'When I confronted him and he said he was gay, I just though he was doing it for attention,' said the 56-year-old.
''Of course you're gay', I thought. 'Stop showing off. You're trying to take my glory. I'm the number one footballer, I've taken your position and you just want to take my platform'.
'So I said 'Here, I'm going to give you £75,000 on the condition you stop telling everybody you're gay because nobody cares.''
But John says he now realises what his brother was going through.
'He must have just wanted to bare his soul,' he said. 'But homophobia was the rage then.
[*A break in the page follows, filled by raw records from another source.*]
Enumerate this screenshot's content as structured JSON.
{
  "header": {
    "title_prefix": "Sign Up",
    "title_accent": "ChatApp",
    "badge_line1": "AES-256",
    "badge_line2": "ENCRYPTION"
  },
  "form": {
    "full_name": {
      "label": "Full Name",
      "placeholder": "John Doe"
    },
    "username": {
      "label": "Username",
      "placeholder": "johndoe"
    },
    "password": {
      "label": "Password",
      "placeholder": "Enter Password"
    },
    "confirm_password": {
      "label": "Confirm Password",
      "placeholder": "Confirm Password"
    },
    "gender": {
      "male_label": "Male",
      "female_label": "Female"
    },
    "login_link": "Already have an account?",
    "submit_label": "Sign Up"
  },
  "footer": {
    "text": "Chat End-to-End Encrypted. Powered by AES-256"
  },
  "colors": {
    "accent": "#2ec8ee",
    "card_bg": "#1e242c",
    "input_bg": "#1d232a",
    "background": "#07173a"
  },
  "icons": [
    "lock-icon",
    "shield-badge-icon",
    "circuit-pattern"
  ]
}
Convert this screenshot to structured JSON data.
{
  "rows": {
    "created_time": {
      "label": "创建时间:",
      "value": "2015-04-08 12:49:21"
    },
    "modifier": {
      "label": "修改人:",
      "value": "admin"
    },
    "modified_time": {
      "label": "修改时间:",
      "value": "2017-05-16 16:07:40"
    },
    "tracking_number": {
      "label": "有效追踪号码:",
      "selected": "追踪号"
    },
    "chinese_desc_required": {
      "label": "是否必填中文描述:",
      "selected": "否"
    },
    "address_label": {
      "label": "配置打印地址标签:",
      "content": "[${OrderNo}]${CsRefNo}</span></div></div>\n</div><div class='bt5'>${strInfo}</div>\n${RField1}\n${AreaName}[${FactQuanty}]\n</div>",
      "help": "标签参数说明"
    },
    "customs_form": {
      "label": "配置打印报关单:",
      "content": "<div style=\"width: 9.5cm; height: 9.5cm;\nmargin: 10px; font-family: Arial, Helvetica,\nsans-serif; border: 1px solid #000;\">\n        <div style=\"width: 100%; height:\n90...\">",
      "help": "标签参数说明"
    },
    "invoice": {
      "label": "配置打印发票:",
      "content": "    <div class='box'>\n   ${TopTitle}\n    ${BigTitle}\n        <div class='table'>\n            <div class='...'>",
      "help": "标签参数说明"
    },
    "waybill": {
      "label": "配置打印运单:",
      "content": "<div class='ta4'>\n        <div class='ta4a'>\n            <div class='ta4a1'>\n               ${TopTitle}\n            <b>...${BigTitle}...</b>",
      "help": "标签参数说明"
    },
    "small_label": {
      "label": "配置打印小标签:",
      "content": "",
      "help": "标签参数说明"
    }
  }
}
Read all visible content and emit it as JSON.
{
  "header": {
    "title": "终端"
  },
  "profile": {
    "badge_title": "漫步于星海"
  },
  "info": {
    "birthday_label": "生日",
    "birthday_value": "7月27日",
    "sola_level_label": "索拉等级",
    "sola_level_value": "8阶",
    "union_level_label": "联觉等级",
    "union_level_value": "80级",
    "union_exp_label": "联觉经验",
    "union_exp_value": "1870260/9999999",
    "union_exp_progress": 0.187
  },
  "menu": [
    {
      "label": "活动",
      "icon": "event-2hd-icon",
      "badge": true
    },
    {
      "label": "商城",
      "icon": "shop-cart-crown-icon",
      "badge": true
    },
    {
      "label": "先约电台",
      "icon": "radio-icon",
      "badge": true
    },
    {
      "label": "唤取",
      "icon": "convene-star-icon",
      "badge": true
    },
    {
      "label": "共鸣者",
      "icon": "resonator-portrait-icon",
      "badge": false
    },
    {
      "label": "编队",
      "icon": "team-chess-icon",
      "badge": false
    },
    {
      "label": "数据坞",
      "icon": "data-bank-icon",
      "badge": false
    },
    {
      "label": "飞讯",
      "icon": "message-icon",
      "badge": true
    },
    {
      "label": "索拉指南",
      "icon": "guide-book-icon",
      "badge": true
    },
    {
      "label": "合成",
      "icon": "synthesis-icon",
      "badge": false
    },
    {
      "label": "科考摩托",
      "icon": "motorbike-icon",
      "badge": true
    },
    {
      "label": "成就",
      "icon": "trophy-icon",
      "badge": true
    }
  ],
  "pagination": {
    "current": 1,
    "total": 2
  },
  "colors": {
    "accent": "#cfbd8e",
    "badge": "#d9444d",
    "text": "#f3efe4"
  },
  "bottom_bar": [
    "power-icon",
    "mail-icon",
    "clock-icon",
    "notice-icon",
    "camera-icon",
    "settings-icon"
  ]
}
You couldn't even say the word homosexuality 30 years ago.'
Now, more than two decades since Justin's death, John and his daughter Amal are setting up the Justin Fashanu Foundation with a view to eliminating prejudice in sport.
'Thirty years ago the climate wasn't conducive for anybody to come out,' John added. 'But times have changed. The reaction has been overwhelming. It is almost like people are saying now: 'Please come out. Have a free spirit. Have a free will. Be who you are'.
'There are a lot of people we hope to inspire to be free to come out and nobody will persecute them as I did with my brother many years ago.'